World Vision is providing Syrian refugee families with hygiene kits and monthly food vouchers and also plans to provide blankets, clothing, stoves, and heating fuel.
Raed wouldn’t admit he was cold.
He crossed his hands uncomfortably across his torso and occasionally shrugged his shoulders. He was still wearing his summer clothes as rain fell on Lebanon’s Bekaa Valley, indicating the coming of winter.
The 10-year-old from Syria doesn’t have anything warmer to wear.
Raed fled to Lebanon six months ago with his mother, Leila*, and three siblings. His school was bombed just minutes after he and his classmates had left for the day.
Bombs also reduced the family’s home to rubble, forcing them to leave.
“The boys don’t even have a jacket,” says Leila. “Our neighbor, today, brought a cap for my youngest daughter. May God bless them, but that is [all we have].”
The family is among more than 126,000 refugees who have fled to Lebanon since the violence in Syria began in March 2011. That includes more than 65,000 children.

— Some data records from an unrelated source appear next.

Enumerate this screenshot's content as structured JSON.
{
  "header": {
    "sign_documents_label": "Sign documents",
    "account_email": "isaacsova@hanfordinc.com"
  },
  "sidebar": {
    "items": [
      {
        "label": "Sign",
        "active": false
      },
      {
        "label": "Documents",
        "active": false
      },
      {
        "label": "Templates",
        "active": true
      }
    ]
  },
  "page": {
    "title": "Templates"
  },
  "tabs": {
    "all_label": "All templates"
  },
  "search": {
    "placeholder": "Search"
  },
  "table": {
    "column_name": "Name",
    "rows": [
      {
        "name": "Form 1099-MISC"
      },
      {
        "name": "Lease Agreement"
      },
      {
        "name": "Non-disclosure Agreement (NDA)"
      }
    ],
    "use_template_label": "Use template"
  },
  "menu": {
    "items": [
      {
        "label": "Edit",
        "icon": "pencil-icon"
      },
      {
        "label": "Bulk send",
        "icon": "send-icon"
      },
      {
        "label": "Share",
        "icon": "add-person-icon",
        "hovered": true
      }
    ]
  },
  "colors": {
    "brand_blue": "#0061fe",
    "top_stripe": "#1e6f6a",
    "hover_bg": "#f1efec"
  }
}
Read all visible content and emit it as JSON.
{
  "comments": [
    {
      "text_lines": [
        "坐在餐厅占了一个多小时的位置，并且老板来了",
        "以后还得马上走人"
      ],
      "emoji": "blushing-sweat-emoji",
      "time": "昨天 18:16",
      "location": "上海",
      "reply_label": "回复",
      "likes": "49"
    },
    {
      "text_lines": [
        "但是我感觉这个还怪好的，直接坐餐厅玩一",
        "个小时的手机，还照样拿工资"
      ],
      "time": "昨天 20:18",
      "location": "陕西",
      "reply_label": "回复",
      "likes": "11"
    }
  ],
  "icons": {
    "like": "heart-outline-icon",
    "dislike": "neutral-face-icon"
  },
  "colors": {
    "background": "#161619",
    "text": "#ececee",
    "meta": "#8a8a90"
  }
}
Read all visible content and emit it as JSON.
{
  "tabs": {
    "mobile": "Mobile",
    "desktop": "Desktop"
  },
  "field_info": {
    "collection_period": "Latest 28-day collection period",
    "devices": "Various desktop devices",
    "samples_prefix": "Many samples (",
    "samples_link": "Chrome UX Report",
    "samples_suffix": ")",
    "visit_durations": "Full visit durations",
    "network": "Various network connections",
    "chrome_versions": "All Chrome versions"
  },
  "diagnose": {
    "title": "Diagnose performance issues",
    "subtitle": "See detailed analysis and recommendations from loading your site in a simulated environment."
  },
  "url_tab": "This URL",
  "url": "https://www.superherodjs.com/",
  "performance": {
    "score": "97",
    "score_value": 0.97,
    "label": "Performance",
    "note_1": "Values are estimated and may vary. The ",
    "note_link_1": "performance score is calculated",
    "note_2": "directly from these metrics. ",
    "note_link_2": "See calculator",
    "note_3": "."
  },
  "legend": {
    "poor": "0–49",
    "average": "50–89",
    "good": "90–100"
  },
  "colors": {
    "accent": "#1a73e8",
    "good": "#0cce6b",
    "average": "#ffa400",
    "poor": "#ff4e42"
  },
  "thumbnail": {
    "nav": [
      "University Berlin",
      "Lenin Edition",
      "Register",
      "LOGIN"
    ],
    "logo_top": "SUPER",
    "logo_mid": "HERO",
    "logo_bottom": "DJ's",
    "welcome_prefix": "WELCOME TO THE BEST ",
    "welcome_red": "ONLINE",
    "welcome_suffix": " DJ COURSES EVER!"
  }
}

Raed’s father, Ahmad*, came to the Bekaa Valley in 2011 to find work as a general laborer. Though the family is together now, sporadic income, a deteriorating shelter, and looming cold weather instills fear of the unknown.
At about 215 square feet, the family’s shelter won’t keep them warm during the winter months. Ahmad, Leila, and their four children live here with six other relatives.
Ahmad spent all his savings to repair the rotted ceiling last winter. This year, the rain has already found its way in through cracks in the disintegrating walls.
Everything is damp. With no heating, Raed and his family risk getting sick.
“Children are our main concern,” said Wael, Ahmad’s cousin. “[The adults] take shifts in sleeping, trying to watch over the children from the danger of the ceiling falling on their heads, or ease their fear when they wake up at night. Here, everything is different for them.”
As refugees in northern Lebanon and the Bekaa Valley prepare for the onset of winter, World Vision is providing 3,500 families with supplies, including hygiene kits and monthly food vouchers.
Additional plans include supplying 6,100 families with blankets, clothing, stoves, and heating fuel for six months.
Child-Friendly Spaces operate in numerous communities, providing a safe place to play and learn for children unable to attend school. World Vision re-launched two Child-Friendly Spaces on November 26. They include activities for children ages 4 to 6 years.
*Adults’ names have been changed for the families’ protection.